Mounting evidence suggests that the appearance of sperm has little to do with its function.

Intrauterine insemination is less invasive and less expensive than other forms of assisted reproductive technology; thus, it is often used as first-line treatment for couples with male factor or unexplained infertility. Many couples in which the man has poor sperm morphology are often directed to undergo more extensive fertility treatments on the assumption that IUI would not achieve successful impregnation. This may be poor advice, according to Phoebe M. Hughes, MD, a resident in obstetrics and gynecology at the Mayo Clinic, Rochester, MN.

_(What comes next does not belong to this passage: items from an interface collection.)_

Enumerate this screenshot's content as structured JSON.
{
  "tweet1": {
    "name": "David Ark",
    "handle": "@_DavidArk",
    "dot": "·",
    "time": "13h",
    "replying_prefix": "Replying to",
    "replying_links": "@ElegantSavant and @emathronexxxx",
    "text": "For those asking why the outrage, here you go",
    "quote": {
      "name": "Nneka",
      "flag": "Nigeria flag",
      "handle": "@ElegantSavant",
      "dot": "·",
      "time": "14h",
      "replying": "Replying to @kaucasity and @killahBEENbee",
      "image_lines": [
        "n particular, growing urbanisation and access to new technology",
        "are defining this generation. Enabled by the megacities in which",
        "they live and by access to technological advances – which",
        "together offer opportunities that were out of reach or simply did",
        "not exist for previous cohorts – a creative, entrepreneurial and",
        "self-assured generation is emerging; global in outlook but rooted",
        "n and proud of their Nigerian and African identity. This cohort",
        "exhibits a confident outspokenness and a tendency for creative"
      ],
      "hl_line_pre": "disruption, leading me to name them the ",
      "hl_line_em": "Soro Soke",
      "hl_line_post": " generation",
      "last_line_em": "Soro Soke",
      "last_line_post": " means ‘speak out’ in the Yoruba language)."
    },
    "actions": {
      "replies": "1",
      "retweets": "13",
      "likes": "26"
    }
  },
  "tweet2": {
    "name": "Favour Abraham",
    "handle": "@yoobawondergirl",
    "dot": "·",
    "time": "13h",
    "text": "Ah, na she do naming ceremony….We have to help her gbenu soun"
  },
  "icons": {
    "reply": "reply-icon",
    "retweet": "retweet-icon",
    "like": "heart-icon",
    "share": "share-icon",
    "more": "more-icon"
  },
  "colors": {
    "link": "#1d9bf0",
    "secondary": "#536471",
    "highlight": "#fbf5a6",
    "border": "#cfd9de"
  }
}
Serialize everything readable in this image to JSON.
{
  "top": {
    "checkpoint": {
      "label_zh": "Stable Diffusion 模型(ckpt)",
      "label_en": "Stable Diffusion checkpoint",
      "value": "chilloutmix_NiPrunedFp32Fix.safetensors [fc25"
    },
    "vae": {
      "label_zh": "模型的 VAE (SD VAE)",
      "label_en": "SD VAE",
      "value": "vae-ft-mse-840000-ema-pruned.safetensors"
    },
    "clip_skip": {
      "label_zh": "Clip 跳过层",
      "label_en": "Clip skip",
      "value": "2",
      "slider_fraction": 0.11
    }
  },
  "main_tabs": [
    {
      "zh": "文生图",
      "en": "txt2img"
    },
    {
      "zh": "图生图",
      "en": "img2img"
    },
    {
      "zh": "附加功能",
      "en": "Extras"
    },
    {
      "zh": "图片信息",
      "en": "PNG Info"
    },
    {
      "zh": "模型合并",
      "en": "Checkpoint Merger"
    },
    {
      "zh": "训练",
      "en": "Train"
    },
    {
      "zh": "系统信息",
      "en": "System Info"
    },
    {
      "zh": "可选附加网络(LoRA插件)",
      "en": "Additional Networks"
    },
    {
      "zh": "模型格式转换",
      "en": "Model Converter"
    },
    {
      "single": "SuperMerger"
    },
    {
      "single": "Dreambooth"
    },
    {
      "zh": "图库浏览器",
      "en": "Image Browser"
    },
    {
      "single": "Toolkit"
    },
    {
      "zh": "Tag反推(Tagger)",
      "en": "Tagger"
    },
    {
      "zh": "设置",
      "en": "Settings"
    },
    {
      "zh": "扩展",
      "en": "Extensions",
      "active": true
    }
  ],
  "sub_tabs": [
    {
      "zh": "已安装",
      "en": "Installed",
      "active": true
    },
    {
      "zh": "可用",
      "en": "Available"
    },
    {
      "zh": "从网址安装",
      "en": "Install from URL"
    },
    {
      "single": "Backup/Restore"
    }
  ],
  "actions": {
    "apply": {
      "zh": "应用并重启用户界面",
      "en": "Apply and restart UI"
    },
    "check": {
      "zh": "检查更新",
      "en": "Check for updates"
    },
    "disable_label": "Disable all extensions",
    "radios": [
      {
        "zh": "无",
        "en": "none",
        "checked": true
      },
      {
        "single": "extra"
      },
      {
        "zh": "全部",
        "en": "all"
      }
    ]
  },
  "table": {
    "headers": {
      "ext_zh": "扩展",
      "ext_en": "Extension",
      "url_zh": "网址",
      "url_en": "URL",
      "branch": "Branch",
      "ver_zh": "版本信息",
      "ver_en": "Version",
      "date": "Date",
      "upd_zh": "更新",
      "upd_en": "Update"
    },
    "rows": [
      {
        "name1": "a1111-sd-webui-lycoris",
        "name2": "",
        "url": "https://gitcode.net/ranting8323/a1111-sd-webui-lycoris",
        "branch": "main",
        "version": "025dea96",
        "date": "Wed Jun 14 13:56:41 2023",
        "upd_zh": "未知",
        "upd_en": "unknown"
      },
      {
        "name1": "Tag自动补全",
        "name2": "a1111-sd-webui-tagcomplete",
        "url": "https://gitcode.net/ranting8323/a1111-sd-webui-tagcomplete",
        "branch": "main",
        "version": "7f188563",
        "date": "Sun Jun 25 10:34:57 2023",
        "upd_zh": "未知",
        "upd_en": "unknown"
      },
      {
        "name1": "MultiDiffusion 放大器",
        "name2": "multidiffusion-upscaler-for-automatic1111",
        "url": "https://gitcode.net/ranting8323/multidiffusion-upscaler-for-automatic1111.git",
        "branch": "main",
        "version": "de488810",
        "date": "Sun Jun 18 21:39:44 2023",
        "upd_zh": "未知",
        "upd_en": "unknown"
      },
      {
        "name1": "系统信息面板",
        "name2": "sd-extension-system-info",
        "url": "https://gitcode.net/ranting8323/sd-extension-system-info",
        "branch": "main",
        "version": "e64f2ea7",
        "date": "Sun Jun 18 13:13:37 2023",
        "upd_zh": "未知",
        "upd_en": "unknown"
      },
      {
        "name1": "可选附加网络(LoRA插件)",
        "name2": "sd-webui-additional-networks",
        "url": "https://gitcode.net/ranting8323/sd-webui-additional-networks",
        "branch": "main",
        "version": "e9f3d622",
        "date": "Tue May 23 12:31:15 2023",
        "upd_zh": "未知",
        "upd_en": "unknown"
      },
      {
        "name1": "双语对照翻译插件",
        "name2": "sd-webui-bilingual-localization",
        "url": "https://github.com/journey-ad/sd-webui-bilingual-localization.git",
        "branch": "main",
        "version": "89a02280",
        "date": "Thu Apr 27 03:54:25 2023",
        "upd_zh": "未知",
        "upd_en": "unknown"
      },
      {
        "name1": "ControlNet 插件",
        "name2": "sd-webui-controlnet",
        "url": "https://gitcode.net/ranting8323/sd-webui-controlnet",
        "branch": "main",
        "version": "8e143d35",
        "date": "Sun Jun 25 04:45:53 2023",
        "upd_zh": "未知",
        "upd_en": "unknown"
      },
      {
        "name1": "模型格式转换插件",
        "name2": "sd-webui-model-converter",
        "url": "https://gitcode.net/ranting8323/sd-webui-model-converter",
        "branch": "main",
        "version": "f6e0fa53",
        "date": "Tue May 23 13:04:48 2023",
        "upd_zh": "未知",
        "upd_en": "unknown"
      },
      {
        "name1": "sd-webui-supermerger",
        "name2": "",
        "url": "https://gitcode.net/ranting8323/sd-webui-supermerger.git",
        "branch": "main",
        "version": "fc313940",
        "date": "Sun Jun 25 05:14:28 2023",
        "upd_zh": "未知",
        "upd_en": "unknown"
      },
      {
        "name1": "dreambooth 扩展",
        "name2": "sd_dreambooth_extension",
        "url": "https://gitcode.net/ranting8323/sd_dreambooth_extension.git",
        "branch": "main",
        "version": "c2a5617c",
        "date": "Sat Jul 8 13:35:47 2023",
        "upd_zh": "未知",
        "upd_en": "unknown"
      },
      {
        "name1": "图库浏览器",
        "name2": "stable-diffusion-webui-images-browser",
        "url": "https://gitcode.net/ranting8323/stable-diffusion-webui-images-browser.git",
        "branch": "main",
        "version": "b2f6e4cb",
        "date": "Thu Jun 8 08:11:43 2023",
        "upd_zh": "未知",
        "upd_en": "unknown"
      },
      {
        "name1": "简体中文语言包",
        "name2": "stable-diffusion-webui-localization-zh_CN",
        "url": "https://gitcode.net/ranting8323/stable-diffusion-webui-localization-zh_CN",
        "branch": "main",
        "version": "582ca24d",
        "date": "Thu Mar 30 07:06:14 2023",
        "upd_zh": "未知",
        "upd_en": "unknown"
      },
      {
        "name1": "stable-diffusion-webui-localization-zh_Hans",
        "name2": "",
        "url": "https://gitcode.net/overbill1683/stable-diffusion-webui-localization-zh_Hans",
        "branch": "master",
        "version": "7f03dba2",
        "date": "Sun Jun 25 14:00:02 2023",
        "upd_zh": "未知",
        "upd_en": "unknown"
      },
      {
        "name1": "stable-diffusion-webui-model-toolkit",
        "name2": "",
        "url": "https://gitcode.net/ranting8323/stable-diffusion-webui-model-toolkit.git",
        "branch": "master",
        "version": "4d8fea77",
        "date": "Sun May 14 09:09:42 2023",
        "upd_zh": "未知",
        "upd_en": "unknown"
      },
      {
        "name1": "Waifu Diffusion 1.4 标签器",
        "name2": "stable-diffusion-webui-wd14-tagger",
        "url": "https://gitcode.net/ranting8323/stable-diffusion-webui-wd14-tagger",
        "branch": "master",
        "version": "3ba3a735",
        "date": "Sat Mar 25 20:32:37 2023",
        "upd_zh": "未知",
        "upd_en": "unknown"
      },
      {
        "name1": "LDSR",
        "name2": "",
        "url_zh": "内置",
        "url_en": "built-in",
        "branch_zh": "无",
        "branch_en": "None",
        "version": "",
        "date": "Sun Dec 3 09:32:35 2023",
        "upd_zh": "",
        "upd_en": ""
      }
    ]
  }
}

Investigators found no differences in pregnancy outcomes for the three Strict categories (<4%, 4-9%, >9%) and the two WHO morphology categories (<30% and ≥30%).

"We had a large proportion of abnormal sperm, with nearly half of the patients falling in the poor prognosis (<4%) group," Dr. Hughes noted.

In spite of statistically significant differences in total motile sperm/insemination by both the Strict and WHO categories and significant differences in percentage of motile sperm by the WHO categories, little difference in pregnancy outcome was observed.

"These data suggest that sperm morphology, as assessed by either criterion, does not affect IUI clinical pregnancy rate," Dr. Hughes said. "One reason morphology may not be predictive of IUI outcome is the fact that Strict morphology analysis has become too strict over time. Others have demonstrated this, and it leads to overdiagnosis. Thus, the predictive value of morphology is lost as the number of patients with an abnormal morphology reading increases.

"Meanwhile, our conclusion is that IUI is a simple and cost-effective method of assisted reproductive technology. The recommendation of whether or not to attempt this [procedure] based on sperm morphology assumes that the probability of achieving a successful pregnancy would be small using sperm with poor morphology. These data, however, reveal that acceptable pregnancy rates can be achieved even with poor morphology."